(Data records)
--*--
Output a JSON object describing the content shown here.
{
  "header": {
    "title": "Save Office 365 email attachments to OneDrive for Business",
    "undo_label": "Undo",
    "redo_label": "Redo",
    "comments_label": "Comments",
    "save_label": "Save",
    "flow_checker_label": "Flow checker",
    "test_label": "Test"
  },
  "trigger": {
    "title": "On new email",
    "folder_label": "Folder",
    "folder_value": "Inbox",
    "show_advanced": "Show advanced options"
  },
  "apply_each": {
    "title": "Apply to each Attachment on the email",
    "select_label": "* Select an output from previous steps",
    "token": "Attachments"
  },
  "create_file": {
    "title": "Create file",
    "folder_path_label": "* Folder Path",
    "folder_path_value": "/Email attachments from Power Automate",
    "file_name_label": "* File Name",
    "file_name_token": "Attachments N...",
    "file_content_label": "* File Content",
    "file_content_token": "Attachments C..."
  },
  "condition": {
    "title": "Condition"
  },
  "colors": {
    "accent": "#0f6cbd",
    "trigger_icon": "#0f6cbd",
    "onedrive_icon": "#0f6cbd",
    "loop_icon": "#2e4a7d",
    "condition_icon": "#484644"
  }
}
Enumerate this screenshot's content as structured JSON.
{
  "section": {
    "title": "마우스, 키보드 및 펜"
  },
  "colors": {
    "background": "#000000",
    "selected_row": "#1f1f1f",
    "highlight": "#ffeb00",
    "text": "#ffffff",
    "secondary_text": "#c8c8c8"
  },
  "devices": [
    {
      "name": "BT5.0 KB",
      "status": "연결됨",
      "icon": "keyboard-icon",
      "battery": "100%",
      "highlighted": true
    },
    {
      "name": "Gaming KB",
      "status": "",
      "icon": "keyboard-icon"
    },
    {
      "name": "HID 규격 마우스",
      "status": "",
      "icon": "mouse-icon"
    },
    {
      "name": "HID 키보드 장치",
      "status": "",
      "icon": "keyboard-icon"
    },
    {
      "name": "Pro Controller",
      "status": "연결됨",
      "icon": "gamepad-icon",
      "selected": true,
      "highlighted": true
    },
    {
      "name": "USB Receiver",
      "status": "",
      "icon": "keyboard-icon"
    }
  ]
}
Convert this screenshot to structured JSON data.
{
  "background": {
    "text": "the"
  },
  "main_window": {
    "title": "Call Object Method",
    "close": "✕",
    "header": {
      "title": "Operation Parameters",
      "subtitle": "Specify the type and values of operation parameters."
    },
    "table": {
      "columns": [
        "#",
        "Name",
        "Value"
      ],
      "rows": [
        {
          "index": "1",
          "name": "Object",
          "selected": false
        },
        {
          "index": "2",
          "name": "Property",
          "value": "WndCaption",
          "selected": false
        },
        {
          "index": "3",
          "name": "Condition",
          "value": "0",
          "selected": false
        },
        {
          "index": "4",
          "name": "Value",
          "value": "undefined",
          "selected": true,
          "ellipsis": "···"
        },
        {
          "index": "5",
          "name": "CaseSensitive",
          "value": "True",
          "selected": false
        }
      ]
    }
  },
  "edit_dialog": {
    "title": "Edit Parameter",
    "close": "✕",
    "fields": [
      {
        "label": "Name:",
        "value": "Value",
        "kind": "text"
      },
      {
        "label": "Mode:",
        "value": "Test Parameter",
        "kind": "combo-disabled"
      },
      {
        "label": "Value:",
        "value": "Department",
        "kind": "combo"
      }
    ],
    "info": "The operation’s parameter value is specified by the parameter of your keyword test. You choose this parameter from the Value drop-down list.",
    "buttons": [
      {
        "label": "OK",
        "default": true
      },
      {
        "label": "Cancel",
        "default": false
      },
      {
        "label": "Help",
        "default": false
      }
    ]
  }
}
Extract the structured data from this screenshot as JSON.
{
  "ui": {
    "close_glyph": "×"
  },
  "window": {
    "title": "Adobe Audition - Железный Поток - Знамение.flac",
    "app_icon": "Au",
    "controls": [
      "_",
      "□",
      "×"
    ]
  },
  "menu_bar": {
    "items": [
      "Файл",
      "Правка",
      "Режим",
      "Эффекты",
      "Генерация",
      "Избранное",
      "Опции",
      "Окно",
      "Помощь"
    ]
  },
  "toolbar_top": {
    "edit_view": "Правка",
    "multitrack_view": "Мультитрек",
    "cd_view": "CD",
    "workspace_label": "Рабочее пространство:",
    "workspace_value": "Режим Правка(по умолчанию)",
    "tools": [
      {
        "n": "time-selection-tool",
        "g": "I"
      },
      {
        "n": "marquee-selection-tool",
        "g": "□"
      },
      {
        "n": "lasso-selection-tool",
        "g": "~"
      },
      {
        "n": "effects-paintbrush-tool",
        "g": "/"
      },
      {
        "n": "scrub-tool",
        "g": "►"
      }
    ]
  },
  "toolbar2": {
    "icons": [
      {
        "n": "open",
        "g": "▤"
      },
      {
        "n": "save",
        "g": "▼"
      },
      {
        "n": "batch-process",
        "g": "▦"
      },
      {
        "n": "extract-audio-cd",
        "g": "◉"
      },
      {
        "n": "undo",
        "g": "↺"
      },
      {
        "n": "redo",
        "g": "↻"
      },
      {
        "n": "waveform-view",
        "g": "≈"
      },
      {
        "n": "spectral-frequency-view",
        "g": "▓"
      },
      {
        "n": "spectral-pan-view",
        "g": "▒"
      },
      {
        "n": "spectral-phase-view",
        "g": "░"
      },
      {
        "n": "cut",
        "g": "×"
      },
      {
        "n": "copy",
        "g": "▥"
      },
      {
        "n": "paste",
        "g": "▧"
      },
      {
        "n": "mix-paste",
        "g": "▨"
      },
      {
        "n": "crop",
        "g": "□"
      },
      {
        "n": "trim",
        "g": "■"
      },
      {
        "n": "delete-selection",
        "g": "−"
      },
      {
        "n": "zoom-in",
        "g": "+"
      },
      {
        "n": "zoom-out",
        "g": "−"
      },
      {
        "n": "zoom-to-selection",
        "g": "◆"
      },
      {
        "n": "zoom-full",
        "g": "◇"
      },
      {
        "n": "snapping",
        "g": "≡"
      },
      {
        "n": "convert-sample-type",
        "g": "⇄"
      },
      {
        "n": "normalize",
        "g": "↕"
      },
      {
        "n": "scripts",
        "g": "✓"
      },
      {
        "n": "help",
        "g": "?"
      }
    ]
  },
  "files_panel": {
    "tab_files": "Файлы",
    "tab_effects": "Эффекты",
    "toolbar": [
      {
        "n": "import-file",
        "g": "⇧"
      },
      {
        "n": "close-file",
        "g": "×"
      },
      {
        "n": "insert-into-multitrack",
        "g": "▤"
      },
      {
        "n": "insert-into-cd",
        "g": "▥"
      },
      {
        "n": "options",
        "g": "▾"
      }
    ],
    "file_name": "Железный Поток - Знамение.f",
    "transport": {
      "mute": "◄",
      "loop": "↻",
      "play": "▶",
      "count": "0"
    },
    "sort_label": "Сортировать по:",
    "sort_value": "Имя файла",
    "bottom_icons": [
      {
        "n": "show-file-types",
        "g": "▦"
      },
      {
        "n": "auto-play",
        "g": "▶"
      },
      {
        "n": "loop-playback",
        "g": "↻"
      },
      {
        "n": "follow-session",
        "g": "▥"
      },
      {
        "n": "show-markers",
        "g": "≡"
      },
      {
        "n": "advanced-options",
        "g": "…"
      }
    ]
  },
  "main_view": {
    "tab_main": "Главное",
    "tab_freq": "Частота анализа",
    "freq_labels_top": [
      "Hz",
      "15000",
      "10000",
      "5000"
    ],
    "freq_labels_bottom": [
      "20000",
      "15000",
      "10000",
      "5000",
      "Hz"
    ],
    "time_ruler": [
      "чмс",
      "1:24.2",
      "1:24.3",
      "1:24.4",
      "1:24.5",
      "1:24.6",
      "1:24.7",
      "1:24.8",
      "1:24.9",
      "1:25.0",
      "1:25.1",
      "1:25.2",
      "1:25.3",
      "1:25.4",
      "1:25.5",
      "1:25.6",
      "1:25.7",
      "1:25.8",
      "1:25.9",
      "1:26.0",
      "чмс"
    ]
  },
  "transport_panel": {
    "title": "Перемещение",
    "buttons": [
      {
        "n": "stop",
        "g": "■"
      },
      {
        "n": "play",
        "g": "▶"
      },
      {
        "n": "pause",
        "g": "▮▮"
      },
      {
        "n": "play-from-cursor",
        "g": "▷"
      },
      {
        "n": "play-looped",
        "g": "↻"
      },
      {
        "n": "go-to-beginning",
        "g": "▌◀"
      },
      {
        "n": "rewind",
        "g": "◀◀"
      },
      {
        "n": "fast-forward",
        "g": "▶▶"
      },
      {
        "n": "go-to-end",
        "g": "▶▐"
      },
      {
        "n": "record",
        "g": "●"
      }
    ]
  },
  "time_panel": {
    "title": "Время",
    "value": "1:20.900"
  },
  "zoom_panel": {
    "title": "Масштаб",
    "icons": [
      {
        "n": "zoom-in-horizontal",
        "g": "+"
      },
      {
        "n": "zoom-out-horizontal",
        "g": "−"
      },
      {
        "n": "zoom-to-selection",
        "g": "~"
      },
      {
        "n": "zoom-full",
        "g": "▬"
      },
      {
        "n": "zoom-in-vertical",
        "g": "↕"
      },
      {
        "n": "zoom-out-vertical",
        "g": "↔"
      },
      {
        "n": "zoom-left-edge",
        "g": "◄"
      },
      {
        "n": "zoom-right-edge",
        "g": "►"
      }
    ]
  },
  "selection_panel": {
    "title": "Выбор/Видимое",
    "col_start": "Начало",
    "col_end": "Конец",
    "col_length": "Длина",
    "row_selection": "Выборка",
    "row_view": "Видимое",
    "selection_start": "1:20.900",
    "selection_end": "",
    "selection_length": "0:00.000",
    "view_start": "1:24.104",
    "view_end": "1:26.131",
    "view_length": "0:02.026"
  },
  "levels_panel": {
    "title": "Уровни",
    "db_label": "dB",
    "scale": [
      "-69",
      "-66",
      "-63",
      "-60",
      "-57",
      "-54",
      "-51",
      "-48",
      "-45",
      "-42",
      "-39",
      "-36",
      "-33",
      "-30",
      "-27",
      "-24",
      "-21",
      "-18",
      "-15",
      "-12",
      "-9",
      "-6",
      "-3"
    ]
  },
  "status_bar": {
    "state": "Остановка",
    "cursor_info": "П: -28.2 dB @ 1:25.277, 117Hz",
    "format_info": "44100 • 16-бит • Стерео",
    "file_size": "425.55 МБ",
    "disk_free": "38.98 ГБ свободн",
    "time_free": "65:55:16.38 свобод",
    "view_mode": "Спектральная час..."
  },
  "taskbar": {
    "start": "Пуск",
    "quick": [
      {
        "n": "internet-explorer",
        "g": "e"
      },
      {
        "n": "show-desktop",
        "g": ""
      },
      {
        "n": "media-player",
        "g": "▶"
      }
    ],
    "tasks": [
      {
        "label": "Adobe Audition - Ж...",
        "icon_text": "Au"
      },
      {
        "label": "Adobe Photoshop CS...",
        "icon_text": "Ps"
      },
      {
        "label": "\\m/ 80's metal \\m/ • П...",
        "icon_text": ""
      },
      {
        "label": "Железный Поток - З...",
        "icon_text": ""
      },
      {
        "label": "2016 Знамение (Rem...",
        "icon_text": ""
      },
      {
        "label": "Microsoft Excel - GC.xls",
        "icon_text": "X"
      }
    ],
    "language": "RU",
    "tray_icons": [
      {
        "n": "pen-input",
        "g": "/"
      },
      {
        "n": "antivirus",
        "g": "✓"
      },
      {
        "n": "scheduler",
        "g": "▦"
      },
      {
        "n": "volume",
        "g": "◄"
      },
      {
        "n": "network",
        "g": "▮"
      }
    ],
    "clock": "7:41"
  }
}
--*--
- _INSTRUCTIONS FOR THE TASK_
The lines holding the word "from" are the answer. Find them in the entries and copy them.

- _TASK RESULT_
    "select_label": "* Select an output from previous steps",
    "folder_path_value": "/Email attachments from Power Automate",
    "info": "The operation’s parameter value is specified by the parameter of your keyword test. You choose this parameter from the Value drop-down list.",
Extract the structured data from this screenshot as JSON.
        "n": "play-from-cursor",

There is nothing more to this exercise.